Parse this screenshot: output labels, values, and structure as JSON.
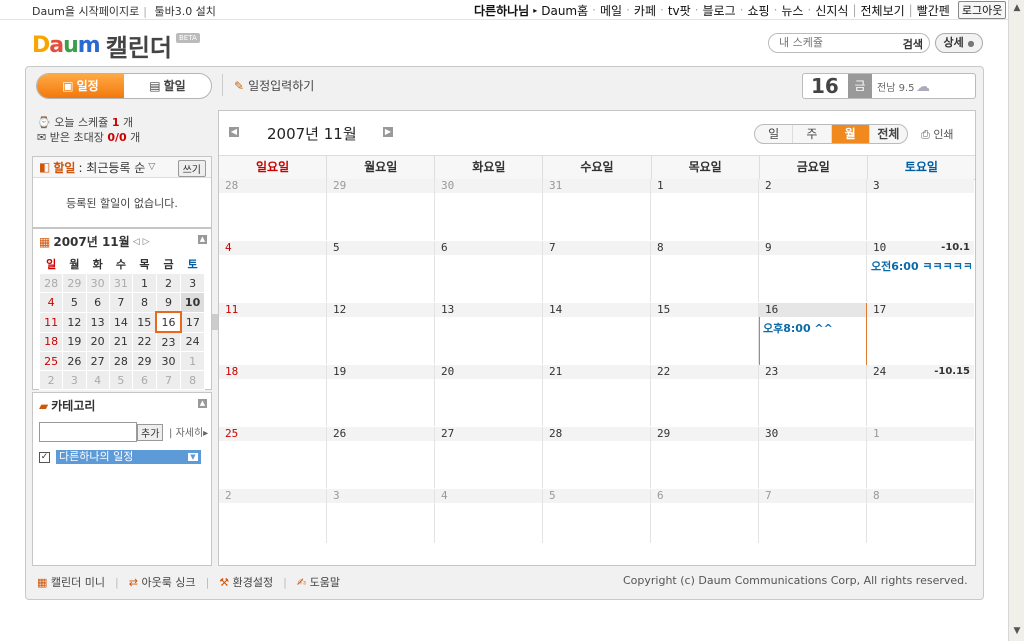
{
  "topbar": {
    "start_page": "Daum을 시작페이지로",
    "toolbar": "툴바3.0 설치",
    "nav": [
      "다른하나님",
      "Daum홈",
      "메일",
      "카페",
      "tv팟",
      "블로그",
      "쇼핑",
      "뉴스",
      "신지식",
      "전체보기",
      "빨간펜"
    ],
    "logout": "로그아웃"
  },
  "brand": {
    "logo": "Daum",
    "title": "캘린더",
    "beta": "BETA"
  },
  "search": {
    "placeholder": "내 스케쥴",
    "button": "검색",
    "detail": "상세"
  },
  "toolbar": {
    "tab_schedule": "일정",
    "tab_todo": "할일",
    "entry": "일정입력하기",
    "date_day": "16",
    "date_weekday": "금",
    "weather": "전남 9.5"
  },
  "summary": {
    "today_label": "오늘 스케쥴",
    "today_count": "1",
    "today_unit": "개",
    "invite_label": "받은 초대장",
    "invite_count": "0/0",
    "invite_unit": "개"
  },
  "todo": {
    "title": "할일",
    "sort": ": 최근등록 순",
    "write": "쓰기",
    "empty": "등록된 할일이 없습니다."
  },
  "minical": {
    "title": "2007년 11월",
    "weekdays": [
      "일",
      "월",
      "화",
      "수",
      "목",
      "금",
      "토"
    ],
    "weeks": [
      [
        "28",
        "29",
        "30",
        "31",
        "1",
        "2",
        "3"
      ],
      [
        "4",
        "5",
        "6",
        "7",
        "8",
        "9",
        "10"
      ],
      [
        "11",
        "12",
        "13",
        "14",
        "15",
        "16",
        "17"
      ],
      [
        "18",
        "19",
        "20",
        "21",
        "22",
        "23",
        "24"
      ],
      [
        "25",
        "26",
        "27",
        "28",
        "29",
        "30",
        "1"
      ],
      [
        "2",
        "3",
        "4",
        "5",
        "6",
        "7",
        "8"
      ]
    ]
  },
  "category": {
    "title": "카테고리",
    "add": "추가",
    "more": "자세히",
    "item": "다른하나의 일정"
  },
  "calendar": {
    "month": "2007년 11월",
    "views": [
      "일",
      "주",
      "월",
      "전체"
    ],
    "print": "인쇄",
    "weekdays": [
      "일요일",
      "월요일",
      "화요일",
      "수요일",
      "목요일",
      "금요일",
      "토요일"
    ],
    "weeks": [
      [
        {
          "d": "28"
        },
        {
          "d": "29"
        },
        {
          "d": "30"
        },
        {
          "d": "31"
        },
        {
          "d": "1"
        },
        {
          "d": "2"
        },
        {
          "d": "3"
        }
      ],
      [
        {
          "d": "4"
        },
        {
          "d": "5"
        },
        {
          "d": "6"
        },
        {
          "d": "7"
        },
        {
          "d": "8"
        },
        {
          "d": "9"
        },
        {
          "d": "10",
          "lunar": "-10.1",
          "ev": "오전6:00 ㅋㅋㅋㅋㅋ"
        }
      ],
      [
        {
          "d": "11"
        },
        {
          "d": "12"
        },
        {
          "d": "13"
        },
        {
          "d": "14"
        },
        {
          "d": "15"
        },
        {
          "d": "16",
          "ev": "오후8:00 ^^"
        },
        {
          "d": "17"
        }
      ],
      [
        {
          "d": "18"
        },
        {
          "d": "19"
        },
        {
          "d": "20"
        },
        {
          "d": "21"
        },
        {
          "d": "22"
        },
        {
          "d": "23"
        },
        {
          "d": "24",
          "lunar": "-10.15"
        }
      ],
      [
        {
          "d": "25"
        },
        {
          "d": "26"
        },
        {
          "d": "27"
        },
        {
          "d": "28"
        },
        {
          "d": "29"
        },
        {
          "d": "30"
        },
        {
          "d": "1"
        }
      ],
      [
        {
          "d": "2"
        },
        {
          "d": "3"
        },
        {
          "d": "4"
        },
        {
          "d": "5"
        },
        {
          "d": "6"
        },
        {
          "d": "7"
        },
        {
          "d": "8"
        }
      ]
    ]
  },
  "footer": {
    "links": [
      "캘린더 미니",
      "아웃룩 싱크",
      "환경설정",
      "도움말"
    ],
    "copyright": "Copyright (c) Daum Communications Corp, All rights reserved."
  },
  "colors": {
    "accent": "#f08a1e",
    "sunday": "#cc0000",
    "saturday": "#005fa3",
    "event": "#0b6aa8"
  }
}
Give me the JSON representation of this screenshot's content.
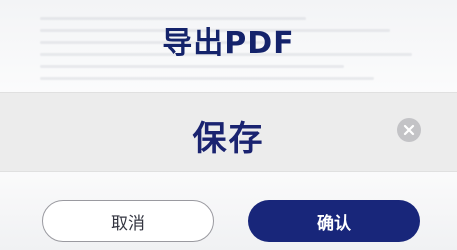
{
  "dialog": {
    "title": "导出PDF",
    "filename_value": "保存",
    "cancel_label": "取消",
    "confirm_label": "确认"
  },
  "icons": {
    "clear": "clear-circle-icon"
  },
  "colors": {
    "accent": "#18267a",
    "title": "#14236b",
    "input_band": "#ececec",
    "clear_icon_bg": "#c3c3c6"
  }
}
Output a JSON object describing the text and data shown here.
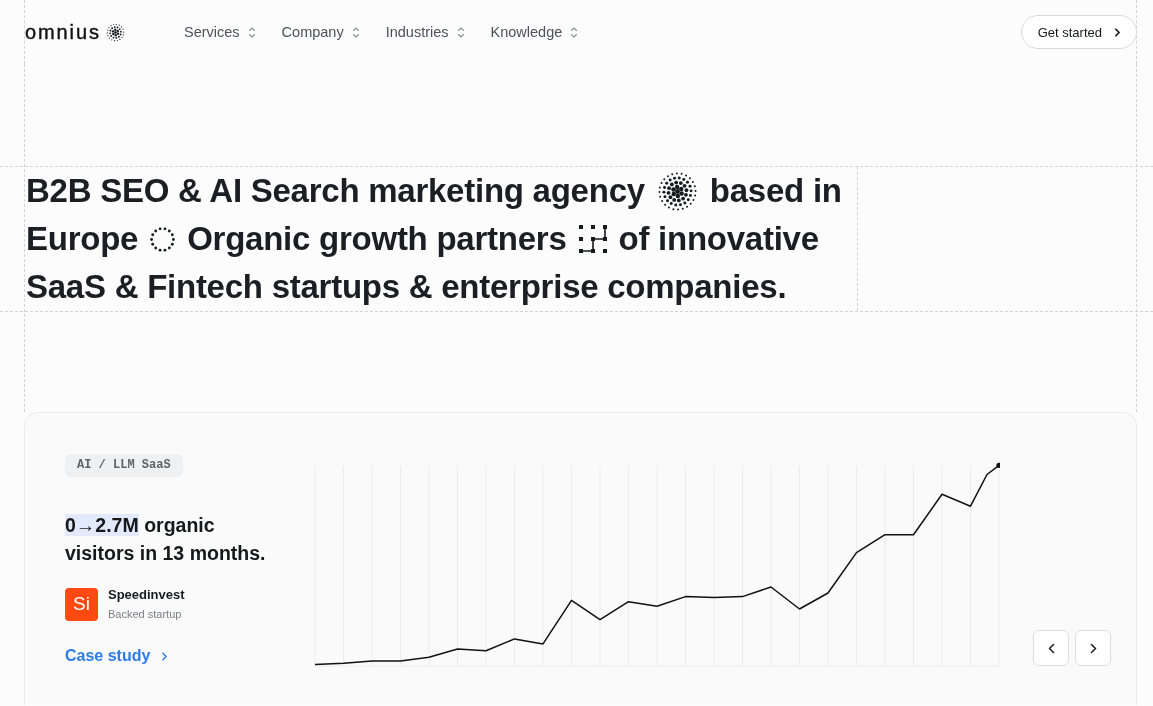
{
  "header": {
    "logo": "omnius",
    "nav": [
      {
        "label": "Services"
      },
      {
        "label": "Company"
      },
      {
        "label": "Industries"
      },
      {
        "label": "Knowledge"
      }
    ],
    "cta": "Get started"
  },
  "headline": {
    "lines": [
      [
        "B2B SEO & AI Search marketing agency",
        "based in"
      ],
      [
        "Europe",
        "Organic growth partners",
        "of innovative"
      ],
      [
        "SaaS & Fintech startups & enterprise companies."
      ]
    ]
  },
  "case_study": {
    "tag": "AI / LLM SaaS",
    "stat": {
      "highlight": "0→2.7M",
      "text": "organic visitors in 13 months."
    },
    "company": {
      "initials": "Si",
      "name": "Speedinvest",
      "note": "Backed startup"
    },
    "link": "Case study"
  }
}
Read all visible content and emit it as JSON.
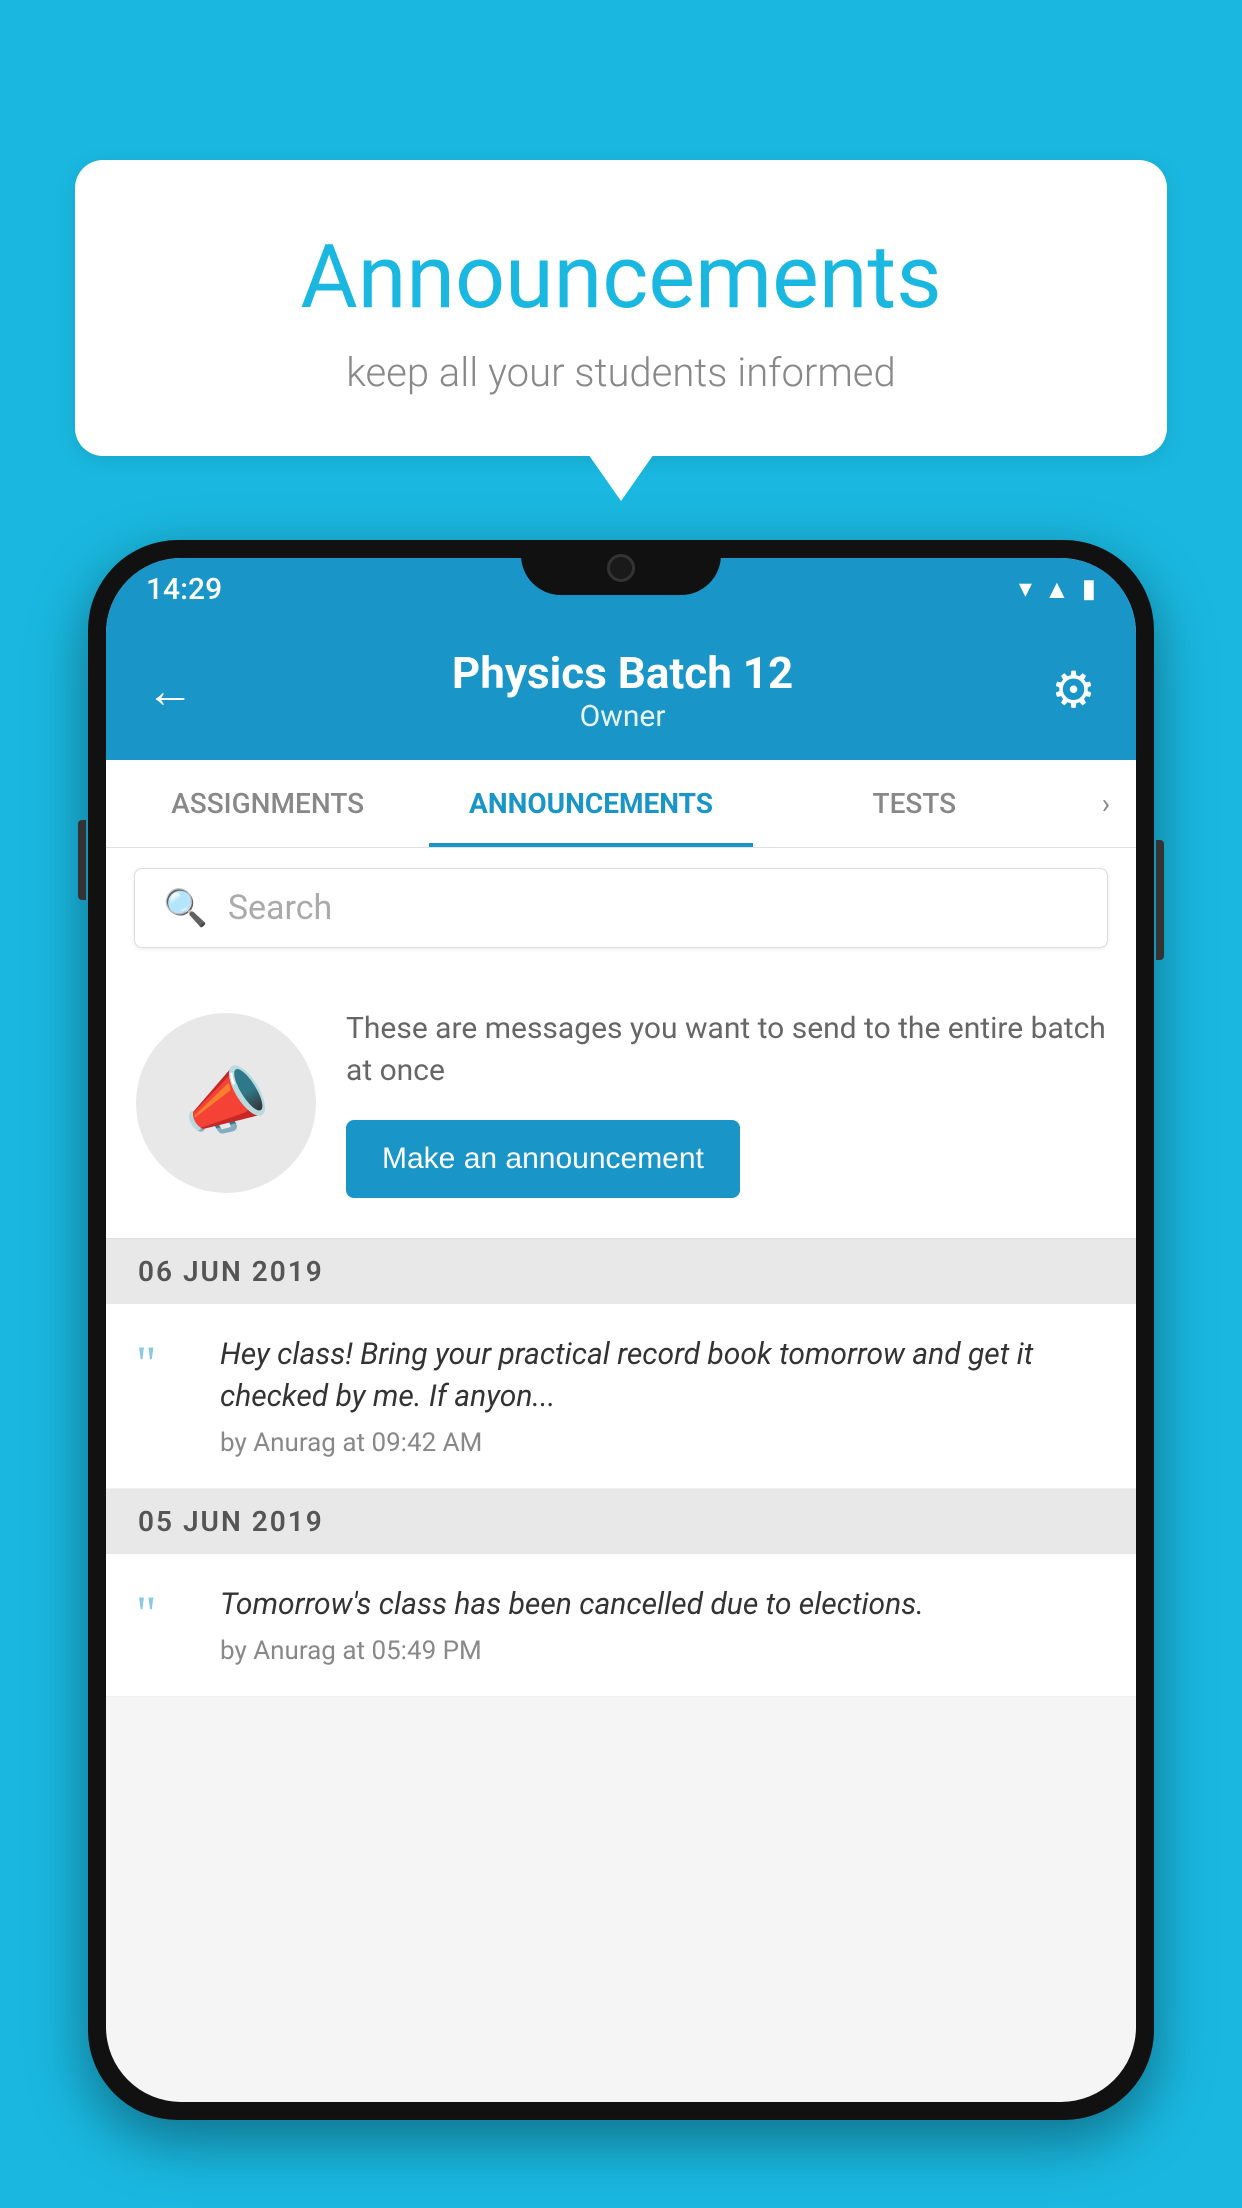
{
  "background_color": "#1ab8e0",
  "speech_bubble": {
    "title": "Announcements",
    "subtitle": "keep all your students informed"
  },
  "phone": {
    "status_bar": {
      "time": "14:29",
      "icons": [
        "wifi",
        "signal",
        "battery"
      ]
    },
    "header": {
      "title": "Physics Batch 12",
      "subtitle": "Owner",
      "back_label": "←",
      "gear_label": "⚙"
    },
    "tabs": [
      {
        "label": "ASSIGNMENTS",
        "active": false
      },
      {
        "label": "ANNOUNCEMENTS",
        "active": true
      },
      {
        "label": "TESTS",
        "active": false
      }
    ],
    "search": {
      "placeholder": "Search"
    },
    "promo": {
      "description": "These are messages you want to send to the entire batch at once",
      "button_label": "Make an announcement"
    },
    "announcements": [
      {
        "date": "06  JUN  2019",
        "text": "Hey class! Bring your practical record book tomorrow and get it checked by me. If anyon...",
        "author": "by Anurag at 09:42 AM"
      },
      {
        "date": "05  JUN  2019",
        "text": "Tomorrow's class has been cancelled due to elections.",
        "author": "by Anurag at 05:49 PM"
      }
    ]
  }
}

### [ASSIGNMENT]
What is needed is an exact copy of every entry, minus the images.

### [RESULT OF THIS TASK]
Parse this screenshot: output labels, values, and structure as JSON.
{
  "topbar": {
    "start_page": "Daum을 시작페이지로",
    "toolbar": "툴바3.0 설치",
    "nav": [
      "다른하나님",
      "Daum홈",
      "메일",
      "카페",
      "tv팟",
      "블로그",
      "쇼핑",
      "뉴스",
      "신지식",
      "전체보기",
      "빨간펜"
    ],
    "logout": "로그아웃"
  },
  "brand": {
    "logo": "Daum",
    "title": "캘린더",
    "beta": "BETA"
  },
  "search": {
    "placeholder": "내 스케쥴",
    "button": "검색",
    "detail": "상세"
  },
  "toolbar": {
    "tab_schedule": "일정",
    "tab_todo": "할일",
    "entry": "일정입력하기",
    "date_day": "16",
    "date_weekday": "금",
    "weather": "전남 9.5"
  },
  "summary": {
    "today_label": "오늘 스케쥴",
    "today_count": "1",
    "today_unit": "개",
    "invite_label": "받은 초대장",
    "invite_count": "0/0",
    "invite_unit": "개"
  },
  "todo": {
    "title": "할일",
    "sort": ": 최근등록 순",
    "write": "쓰기",
    "empty": "등록된 할일이 없습니다."
  },
  "minical": {
    "title": "2007년 11월",
    "weekdays": [
      "일",
      "월",
      "화",
      "수",
      "목",
      "금",
      "토"
    ],
    "weeks": [
      [
        "28",
        "29",
        "30",
        "31",
        "1",
        "2",
        "3"
      ],
      [
        "4",
        "5",
        "6",
        "7",
        "8",
        "9",
        "10"
      ],
      [
        "11",
        "12",
        "13",
        "14",
        "15",
        "16",
        "17"
      ],
      [
        "18",
        "19",
        "20",
        "21",
        "22",
        "23",
        "24"
      ],
      [
        "25",
        "26",
        "27",
        "28",
        "29",
        "30",
        "1"
      ],
      [
        "2",
        "3",
        "4",
        "5",
        "6",
        "7",
        "8"
      ]
    ]
  },
  "category": {
    "title": "카테고리",
    "add": "추가",
    "more": "자세히",
    "item": "다른하나의 일정"
  },
  "calendar": {
    "month": "2007년 11월",
    "views": [
      "일",
      "주",
      "월",
      "전체"
    ],
    "print": "인쇄",
    "weekdays": [
      "일요일",
      "월요일",
      "화요일",
      "수요일",
      "목요일",
      "금요일",
      "토요일"
    ],
    "weeks": [
      [
        {
          "d": "28"
        },
        {
          "d": "29"
        },
        {
          "d": "30"
        },
        {
          "d": "31"
        },
        {
          "d": "1"
        },
        {
          "d": "2"
        },
        {
          "d": "3"
        }
      ],
      [
        {
          "d": "4"
        },
        {
          "d": "5"
        },
        {
          "d": "6"
        },
        {
          "d": "7"
        },
        {
          "d": "8"
        },
        {
          "d": "9"
        },
        {
          "d": "10",
          "lunar": "-10.1",
          "ev": "오전6:00 ㅋㅋㅋㅋㅋ"
        }
      ],
      [
        {
          "d": "11"
        },
        {
          "d": "12"
        },
        {
          "d": "13"
        },
        {
          "d": "14"
        },
        {
          "d": "15"
        },
        {
          "d": "16",
          "ev": "오후8:00 ^^"
        },
        {
          "d": "17"
        }
      ],
      [
        {
          "d": "18"
        },
        {
          "d": "19"
        },
        {
          "d": "20"
        },
        {
          "d": "21"
        },
        {
          "d": "22"
        },
        {
          "d": "23"
        },
        {
          "d": "24",
          "lunar": "-10.15"
        }
      ],
      [
        {
          "d": "25"
        },
        {
          "d": "26"
        },
        {
          "d": "27"
        },
        {
          "d": "28"
        },
        {
          "d": "29"
        },
        {
          "d": "30"
        },
        {
          "d": "1"
        }
      ],
      [
        {
          "d": "2"
        },
        {
          "d": "3"
        },
        {
          "d": "4"
        },
        {
          "d": "5"
        },
        {
          "d": "6"
        },
        {
          "d": "7"
        },
        {
          "d": "8"
        }
      ]
    ]
  },
  "footer": {
    "links": [
      "캘린더 미니",
      "아웃룩 싱크",
      "환경설정",
      "도움말"
    ],
    "copyright": "Copyright (c) Daum Communications Corp, All rights reserved."
  },
  "colors": {
    "accent": "#f08a1e",
    "sunday": "#cc0000",
    "saturday": "#005fa3",
    "event": "#0b6aa8"
  }
}
Give me the JSON representation of this screenshot's content.
{
  "dialog": {
    "title": "导出PDF",
    "filename_value": "保存",
    "cancel_label": "取消",
    "confirm_label": "确认"
  },
  "icons": {
    "clear": "clear-circle-icon"
  },
  "colors": {
    "accent": "#18267a",
    "title": "#14236b",
    "input_band": "#ececec",
    "clear_icon_bg": "#c3c3c6"
  }
}
Output a JSON object describing the text and data shown here.
{
  "header": {
    "logo": "omnius",
    "nav": [
      {
        "label": "Services"
      },
      {
        "label": "Company"
      },
      {
        "label": "Industries"
      },
      {
        "label": "Knowledge"
      }
    ],
    "cta": "Get started"
  },
  "headline": {
    "lines": [
      [
        "B2B SEO & AI Search marketing agency",
        "based in"
      ],
      [
        "Europe",
        "Organic growth partners",
        "of innovative"
      ],
      [
        "SaaS & Fintech startups & enterprise companies."
      ]
    ]
  },
  "case_study": {
    "tag": "AI / LLM SaaS",
    "stat": {
      "highlight": "0→2.7M",
      "text": "organic visitors in 13 months."
    },
    "company": {
      "initials": "Si",
      "name": "Speedinvest",
      "note": "Backed startup"
    },
    "link": "Case study"
  }
}
Read all visible content and emit it as JSON.
{
  "background_color": "#1ab8e0",
  "speech_bubble": {
    "title": "Announcements",
    "subtitle": "keep all your students informed"
  },
  "phone": {
    "status_bar": {
      "time": "14:29",
      "icons": [
        "wifi",
        "signal",
        "battery"
      ]
    },
    "header": {
      "title": "Physics Batch 12",
      "subtitle": "Owner",
      "back_label": "←",
      "gear_label": "⚙"
    },
    "tabs": [
      {
        "label": "ASSIGNMENTS",
        "active": false
      },
      {
        "label": "ANNOUNCEMENTS",
        "active": true
      },
      {
        "label": "TESTS",
        "active": false
      }
    ],
    "search": {
      "placeholder": "Search"
    },
    "promo": {
      "description": "These are messages you want to send to the entire batch at once",
      "button_label": "Make an announcement"
    },
    "announcements": [
      {
        "date": "06  JUN  2019",
        "text": "Hey class! Bring your practical record book tomorrow and get it checked by me. If anyon...",
        "author": "by Anurag at 09:42 AM"
      },
      {
        "date": "05  JUN  2019",
        "text": "Tomorrow's class has been cancelled due to elections.",
        "author": "by Anurag at 05:49 PM"
      }
    ]
  }
}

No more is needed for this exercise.